Elephants' massive size is a great anti-predator adaptation. Although they're technically prey animals, rather than predatory ones, adults are so large that they're invulnerable to attacks from wild animals. Humans are the only predator that can threaten them. However, baby elephants can be attacked and killed by animals such as lions, tigers and hyenas. To stop calves being harmed, adults in a herd will group the young together and form a protective circle around them.


When you're a large creature with a short neck, a trunk is an extremely useful part of your anatomy. Not only does it help elephants to reach food high up in branches, it also allows them to get to food and water on the ground, which they otherwise wouldn't be able to access. Additionally, they use their trunks to make calls and other sounds to communicate with one another and warn their herd about any potential threats.


Although their tusks can bring elephants some trouble, as they're mainly poached for their ivory, they're also very useful. They use them to strip bark and soft wood off trees, which they subsequently eat. Their tusks can also help them to survive through dry spells, as they use them to bore down into the earth and find water in dry riverbeds. In addition, they use them to dig in the ground and uncover salts and other minerals that are vital to their diets.

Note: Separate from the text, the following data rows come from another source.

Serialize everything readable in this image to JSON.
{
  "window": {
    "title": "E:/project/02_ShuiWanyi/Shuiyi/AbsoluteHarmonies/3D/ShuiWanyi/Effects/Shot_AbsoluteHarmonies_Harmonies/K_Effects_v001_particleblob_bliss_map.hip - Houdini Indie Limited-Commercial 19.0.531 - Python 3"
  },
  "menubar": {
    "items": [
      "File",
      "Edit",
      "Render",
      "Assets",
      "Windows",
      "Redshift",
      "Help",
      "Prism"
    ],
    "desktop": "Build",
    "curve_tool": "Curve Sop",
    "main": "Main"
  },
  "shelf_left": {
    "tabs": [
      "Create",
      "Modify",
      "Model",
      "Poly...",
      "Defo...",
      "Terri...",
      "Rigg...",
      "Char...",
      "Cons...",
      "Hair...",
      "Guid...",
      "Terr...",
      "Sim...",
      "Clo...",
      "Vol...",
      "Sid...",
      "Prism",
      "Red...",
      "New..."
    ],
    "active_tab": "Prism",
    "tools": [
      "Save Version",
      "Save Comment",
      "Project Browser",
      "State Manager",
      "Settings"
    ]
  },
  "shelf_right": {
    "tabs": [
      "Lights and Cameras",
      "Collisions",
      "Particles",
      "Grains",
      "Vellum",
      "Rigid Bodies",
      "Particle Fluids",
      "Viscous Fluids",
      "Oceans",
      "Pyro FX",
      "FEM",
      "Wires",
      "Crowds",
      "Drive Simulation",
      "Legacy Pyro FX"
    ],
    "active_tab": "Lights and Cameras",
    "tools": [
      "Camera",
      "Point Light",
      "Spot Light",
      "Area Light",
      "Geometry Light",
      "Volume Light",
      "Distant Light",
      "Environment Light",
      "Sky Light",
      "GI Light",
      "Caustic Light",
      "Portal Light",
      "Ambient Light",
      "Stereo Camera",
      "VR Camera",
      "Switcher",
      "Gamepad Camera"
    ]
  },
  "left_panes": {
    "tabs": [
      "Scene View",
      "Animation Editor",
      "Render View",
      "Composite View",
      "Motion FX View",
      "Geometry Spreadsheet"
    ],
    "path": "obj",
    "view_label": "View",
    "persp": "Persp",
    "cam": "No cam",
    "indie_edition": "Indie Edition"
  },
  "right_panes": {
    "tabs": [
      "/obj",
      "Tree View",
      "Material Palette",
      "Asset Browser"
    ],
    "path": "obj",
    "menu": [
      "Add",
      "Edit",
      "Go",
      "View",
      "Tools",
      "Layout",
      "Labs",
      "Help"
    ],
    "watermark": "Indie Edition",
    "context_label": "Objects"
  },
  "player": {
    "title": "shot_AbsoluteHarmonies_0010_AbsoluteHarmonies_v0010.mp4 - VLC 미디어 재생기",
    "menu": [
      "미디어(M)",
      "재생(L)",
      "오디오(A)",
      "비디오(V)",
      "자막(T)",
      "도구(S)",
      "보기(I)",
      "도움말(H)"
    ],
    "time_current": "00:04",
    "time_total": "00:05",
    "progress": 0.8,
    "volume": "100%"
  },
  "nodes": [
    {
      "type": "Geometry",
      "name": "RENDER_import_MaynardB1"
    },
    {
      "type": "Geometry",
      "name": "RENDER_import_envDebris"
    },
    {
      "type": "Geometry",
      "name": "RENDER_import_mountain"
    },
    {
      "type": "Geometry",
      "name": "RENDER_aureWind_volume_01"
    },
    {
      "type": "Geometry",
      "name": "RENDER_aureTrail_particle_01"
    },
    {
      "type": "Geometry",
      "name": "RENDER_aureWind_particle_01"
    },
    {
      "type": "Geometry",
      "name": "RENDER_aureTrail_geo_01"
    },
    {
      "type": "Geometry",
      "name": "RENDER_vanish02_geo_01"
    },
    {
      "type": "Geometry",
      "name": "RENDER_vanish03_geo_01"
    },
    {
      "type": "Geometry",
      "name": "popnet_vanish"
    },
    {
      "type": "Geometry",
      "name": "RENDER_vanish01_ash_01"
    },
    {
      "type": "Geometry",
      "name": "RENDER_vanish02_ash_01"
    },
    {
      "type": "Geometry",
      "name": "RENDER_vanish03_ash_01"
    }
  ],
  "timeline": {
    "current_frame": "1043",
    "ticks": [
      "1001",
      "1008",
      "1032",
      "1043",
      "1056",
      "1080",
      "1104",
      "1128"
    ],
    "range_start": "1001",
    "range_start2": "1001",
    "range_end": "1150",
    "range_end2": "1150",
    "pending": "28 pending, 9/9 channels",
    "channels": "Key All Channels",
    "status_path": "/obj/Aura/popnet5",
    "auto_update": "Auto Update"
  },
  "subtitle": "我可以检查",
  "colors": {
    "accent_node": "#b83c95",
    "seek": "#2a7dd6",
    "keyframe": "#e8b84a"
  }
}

Elephants live in hot conditions and need to be able to cool themselves down. Since they're unable to sweat, they've adapted another solution. They flap their large ears to help cool the blood in their capillaries and distribute the cooler blood through their bodies. This process can lower their blood temperature by more than 10 degrees Fahrenheit. Although Asian elephants have smaller ears than their African cousins, the process is still as effective.